◆ **Task brief**
Across the records, find how many lines include the string "JSON" and answer with only the figure.

◆ **Input records**
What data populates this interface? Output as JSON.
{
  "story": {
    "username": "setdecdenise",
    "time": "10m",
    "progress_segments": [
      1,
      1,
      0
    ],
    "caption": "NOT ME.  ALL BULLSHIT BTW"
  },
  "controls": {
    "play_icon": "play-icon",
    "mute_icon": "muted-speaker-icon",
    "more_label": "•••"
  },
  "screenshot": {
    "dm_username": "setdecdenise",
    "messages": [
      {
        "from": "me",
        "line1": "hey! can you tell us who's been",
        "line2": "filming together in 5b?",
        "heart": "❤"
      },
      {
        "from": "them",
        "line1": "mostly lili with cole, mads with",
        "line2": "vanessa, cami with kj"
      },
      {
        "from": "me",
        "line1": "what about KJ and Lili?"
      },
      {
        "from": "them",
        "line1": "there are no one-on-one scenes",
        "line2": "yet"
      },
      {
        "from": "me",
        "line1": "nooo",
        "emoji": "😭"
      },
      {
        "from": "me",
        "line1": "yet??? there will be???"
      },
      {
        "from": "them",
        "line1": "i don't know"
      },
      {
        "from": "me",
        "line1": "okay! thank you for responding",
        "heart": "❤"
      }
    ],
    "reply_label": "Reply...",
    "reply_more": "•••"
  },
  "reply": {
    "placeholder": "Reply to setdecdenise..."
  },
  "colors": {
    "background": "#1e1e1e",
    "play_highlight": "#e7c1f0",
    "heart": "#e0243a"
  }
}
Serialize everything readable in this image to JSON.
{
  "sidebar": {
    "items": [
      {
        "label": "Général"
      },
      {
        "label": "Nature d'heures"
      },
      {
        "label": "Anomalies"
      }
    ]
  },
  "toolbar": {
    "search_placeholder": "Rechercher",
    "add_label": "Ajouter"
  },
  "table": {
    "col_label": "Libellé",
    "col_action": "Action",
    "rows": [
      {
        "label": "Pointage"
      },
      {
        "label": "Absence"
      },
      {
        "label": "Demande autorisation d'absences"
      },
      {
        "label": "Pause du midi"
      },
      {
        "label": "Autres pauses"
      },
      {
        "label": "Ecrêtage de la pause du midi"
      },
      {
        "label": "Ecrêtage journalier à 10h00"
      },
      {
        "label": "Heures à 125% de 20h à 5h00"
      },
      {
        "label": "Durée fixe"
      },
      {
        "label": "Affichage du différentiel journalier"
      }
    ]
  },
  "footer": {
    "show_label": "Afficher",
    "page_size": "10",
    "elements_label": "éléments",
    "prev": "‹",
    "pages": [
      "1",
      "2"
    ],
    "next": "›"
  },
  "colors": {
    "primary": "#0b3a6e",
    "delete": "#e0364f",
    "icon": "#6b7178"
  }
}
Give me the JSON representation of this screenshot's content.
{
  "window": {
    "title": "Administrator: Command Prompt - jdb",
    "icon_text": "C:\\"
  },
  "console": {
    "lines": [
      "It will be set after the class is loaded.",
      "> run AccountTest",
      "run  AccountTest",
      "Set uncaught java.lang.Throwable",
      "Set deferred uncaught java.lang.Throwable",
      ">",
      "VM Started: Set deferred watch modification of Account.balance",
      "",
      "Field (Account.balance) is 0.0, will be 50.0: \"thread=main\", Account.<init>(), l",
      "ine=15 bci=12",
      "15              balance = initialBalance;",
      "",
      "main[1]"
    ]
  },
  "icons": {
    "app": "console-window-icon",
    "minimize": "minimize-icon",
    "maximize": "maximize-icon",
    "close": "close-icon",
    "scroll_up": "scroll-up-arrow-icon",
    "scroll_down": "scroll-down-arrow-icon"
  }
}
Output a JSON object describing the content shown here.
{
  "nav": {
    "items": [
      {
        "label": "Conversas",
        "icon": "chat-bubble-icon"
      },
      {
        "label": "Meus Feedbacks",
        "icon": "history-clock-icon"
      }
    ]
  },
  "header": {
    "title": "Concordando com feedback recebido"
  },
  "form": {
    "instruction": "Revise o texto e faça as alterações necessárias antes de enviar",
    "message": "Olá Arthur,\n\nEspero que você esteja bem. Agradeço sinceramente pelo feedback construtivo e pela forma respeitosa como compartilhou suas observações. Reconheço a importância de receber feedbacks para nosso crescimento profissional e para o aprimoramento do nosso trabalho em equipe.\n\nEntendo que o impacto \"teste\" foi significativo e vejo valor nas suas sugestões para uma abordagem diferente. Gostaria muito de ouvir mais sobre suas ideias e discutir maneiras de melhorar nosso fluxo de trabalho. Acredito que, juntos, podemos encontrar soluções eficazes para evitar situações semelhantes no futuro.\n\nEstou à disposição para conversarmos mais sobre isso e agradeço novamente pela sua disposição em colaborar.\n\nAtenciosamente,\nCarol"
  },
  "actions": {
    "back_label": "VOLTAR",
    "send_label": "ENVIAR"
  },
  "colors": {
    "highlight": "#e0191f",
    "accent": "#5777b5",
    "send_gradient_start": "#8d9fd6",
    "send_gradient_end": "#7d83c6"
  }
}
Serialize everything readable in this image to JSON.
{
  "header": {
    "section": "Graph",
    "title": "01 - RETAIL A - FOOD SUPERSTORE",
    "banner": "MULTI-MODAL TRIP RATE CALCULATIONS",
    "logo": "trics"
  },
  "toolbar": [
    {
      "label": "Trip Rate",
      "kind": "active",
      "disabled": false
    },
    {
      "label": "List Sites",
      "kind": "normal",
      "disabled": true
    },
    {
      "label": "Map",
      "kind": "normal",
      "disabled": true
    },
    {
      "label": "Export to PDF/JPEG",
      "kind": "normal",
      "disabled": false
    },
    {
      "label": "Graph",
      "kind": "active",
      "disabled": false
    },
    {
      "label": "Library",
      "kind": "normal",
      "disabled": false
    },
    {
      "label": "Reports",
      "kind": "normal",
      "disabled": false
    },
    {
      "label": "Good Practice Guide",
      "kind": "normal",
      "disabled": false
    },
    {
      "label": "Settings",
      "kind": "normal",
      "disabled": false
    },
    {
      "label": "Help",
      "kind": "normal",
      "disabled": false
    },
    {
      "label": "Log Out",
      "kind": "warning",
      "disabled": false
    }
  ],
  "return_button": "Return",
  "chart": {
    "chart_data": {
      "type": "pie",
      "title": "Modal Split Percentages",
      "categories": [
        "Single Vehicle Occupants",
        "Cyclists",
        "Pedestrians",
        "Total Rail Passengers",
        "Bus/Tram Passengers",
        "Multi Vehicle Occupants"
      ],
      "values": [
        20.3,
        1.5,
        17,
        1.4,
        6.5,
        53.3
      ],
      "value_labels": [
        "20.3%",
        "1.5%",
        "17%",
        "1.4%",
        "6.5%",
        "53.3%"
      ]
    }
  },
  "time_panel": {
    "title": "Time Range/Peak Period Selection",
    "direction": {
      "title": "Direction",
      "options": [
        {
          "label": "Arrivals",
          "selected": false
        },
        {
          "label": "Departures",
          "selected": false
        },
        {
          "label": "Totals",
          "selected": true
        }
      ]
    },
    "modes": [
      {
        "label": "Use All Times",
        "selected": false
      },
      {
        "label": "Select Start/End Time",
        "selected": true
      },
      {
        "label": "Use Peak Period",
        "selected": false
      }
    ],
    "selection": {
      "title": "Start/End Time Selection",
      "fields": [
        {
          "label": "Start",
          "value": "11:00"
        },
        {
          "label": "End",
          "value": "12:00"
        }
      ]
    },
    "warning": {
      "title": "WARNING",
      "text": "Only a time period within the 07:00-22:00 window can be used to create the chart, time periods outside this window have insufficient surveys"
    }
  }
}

◆ **Task solution**
5